§ Directions for this task:
Compute how many lines in the listing below hold the string "プロファイル", then state only the result.

• • • •

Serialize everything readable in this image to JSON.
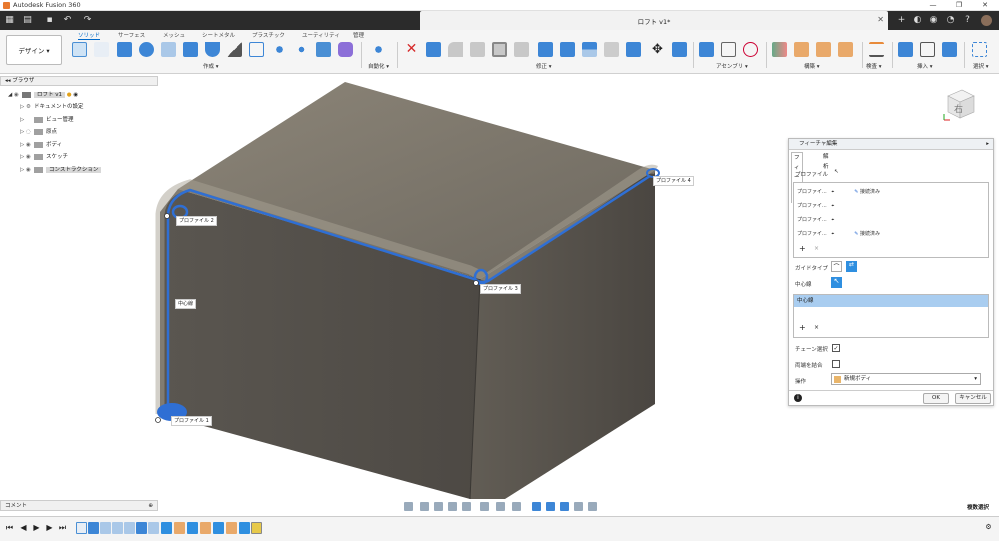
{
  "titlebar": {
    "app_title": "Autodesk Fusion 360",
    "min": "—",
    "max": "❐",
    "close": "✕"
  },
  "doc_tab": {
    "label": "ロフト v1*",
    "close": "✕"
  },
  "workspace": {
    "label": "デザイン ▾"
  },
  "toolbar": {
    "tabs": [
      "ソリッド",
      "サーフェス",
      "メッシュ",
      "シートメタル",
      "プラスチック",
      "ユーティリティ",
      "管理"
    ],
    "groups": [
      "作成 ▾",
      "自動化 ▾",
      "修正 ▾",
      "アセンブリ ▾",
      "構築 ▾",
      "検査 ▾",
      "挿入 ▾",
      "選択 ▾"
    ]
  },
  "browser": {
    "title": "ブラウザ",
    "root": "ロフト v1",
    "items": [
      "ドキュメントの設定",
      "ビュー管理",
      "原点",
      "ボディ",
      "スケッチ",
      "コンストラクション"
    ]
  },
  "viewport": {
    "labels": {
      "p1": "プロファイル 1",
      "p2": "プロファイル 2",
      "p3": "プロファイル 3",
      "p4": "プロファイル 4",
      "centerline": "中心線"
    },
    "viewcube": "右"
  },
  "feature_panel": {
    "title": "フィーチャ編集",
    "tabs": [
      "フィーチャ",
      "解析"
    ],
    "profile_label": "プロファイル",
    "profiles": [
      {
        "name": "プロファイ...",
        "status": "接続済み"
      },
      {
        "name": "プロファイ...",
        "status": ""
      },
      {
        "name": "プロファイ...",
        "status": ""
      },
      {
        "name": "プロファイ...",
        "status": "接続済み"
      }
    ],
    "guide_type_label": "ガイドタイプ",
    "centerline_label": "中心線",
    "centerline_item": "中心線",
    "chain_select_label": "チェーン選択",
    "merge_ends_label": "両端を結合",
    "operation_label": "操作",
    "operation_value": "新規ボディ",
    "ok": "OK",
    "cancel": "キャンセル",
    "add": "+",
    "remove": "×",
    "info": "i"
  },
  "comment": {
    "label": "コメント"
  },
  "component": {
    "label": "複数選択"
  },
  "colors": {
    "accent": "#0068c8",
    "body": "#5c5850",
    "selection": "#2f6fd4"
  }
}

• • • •

§ Your solution:
5